When teaching in South Korea, its possible to find healthy eating options when dining out, especially in larger cities such as Seoul, Daegu, and Busan; however, it can be quite difficult to find healthy, specialty restaurants in smaller cities. Fortunately, Korean food is generally a healthy mix of fresh vegetables, meat, and rice or noodles. However in many traditional restaurants, the problem lies within the meat. The meat will usually be a low quality, fatty pork that, while tastes delicious, might cause problems for those who are on a diet. The pork is so ubiquitous in traditional restaurants that often the best bet for vegetarians or those who are on a strict diet is to stay in and cook or visit an exclusively vegetarian restaurant.
Cooking, or should I say grocery shopping, in Korea does present some challenges though. The biggest obstacle is finding the right ingredients. Once again, this is not a problem for those big city dwellers where expat stores are abundant. For those of us living in small cities though, the surest option for grocery shopping is huge department stores such as Emart or Lottemart. While it can be an adventure to find the proper ingredient in these gigantic stores and a quick shopping trip could easily morph into a long one, you will more than likely be able to find what you are looking for or at least an appropriate substitute. If you still have no luck, you can always browse expat shopping websites such as http://english.gmarket.co.kr/ or http://www.ezshopkorea.com/ that will deliver right to your door.

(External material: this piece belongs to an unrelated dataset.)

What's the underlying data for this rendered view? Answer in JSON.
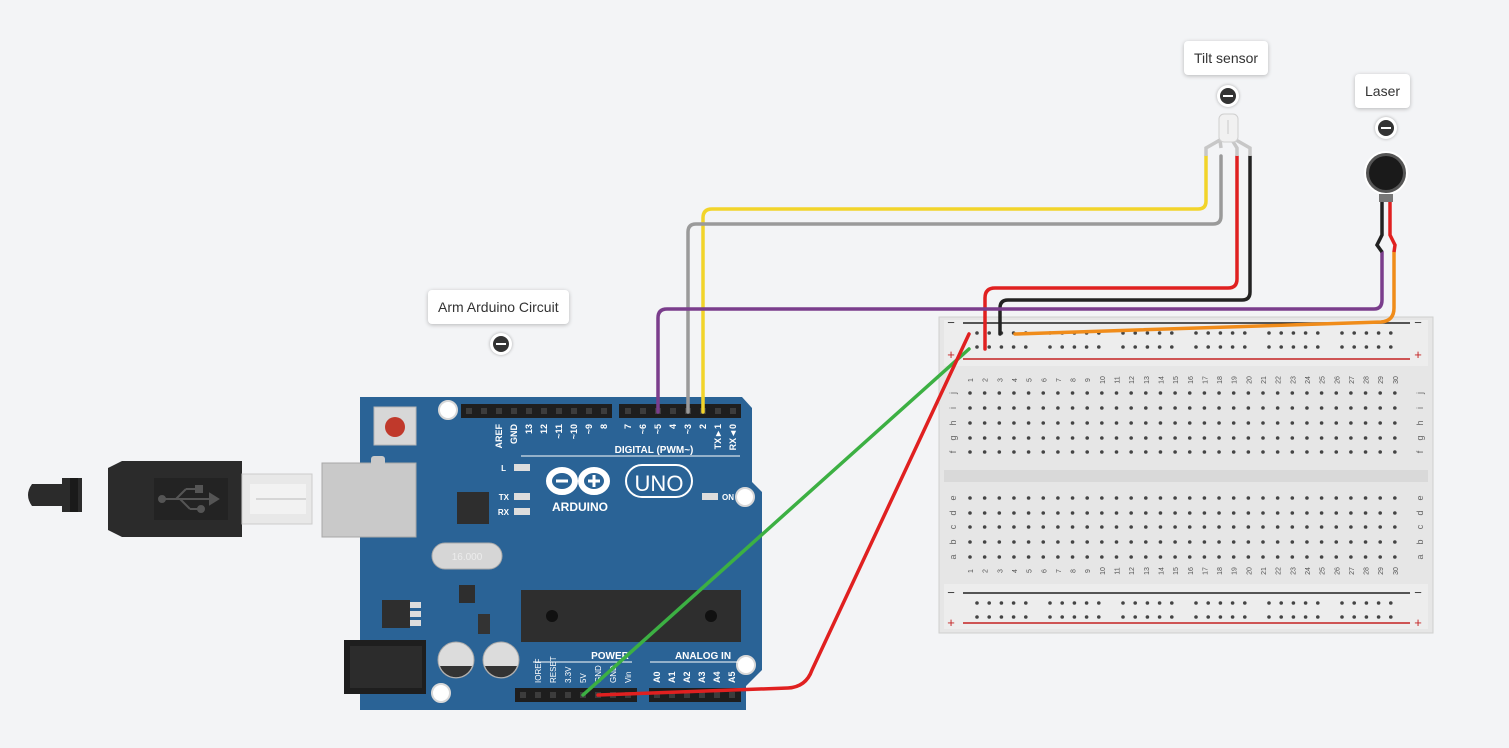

One of Korea's largest retailers, Lotte Mart
Fortunately, the healthy food movement is catching on in Korea. Since I started teaching English in South Korea, I've seen more and more stores and restaurants are offering organic, local foods. The movement is just beginning to catch on here in Jeju and I see more restaurants offering slow-cooked foods and vegetarian options. Farmer’s markets are also a big part of the food culture here as well. These are the best places to buy fresh fruits, produce, and seafood. Jeju has a special market every five days where people from all over the island come to sell and buy locally grown products.
Once the ingredients are bought and in your kitchen, the process of cooking is fairly similar. Chances are your apartment will be fitted with a gas stove and that will be your only method of cooking. So do not plan on doing any baking while you are here unless you buy a small toaster oven, but even then, your baking options are limited. Also finding space in your kitchen will be a challenge so you often have to get creative when preparing meals.
As a teacher in Korea, you will probably find yourself eating out just as much as cooking. They both offer their advantages and disadvantages, but, if you want to eat healthy and be in total control of your diet, cooking is your best option. If you have any questions about food in Korea, don’t hesitate to contact me at email@example.com.
Adam Montgomery is a 25-year old teacher at the Chungdahm Branch on Jeju. He has been teaching in Korea for six months. When he is not teaching, he enjoys exploring the wonders of Jeju and Korea.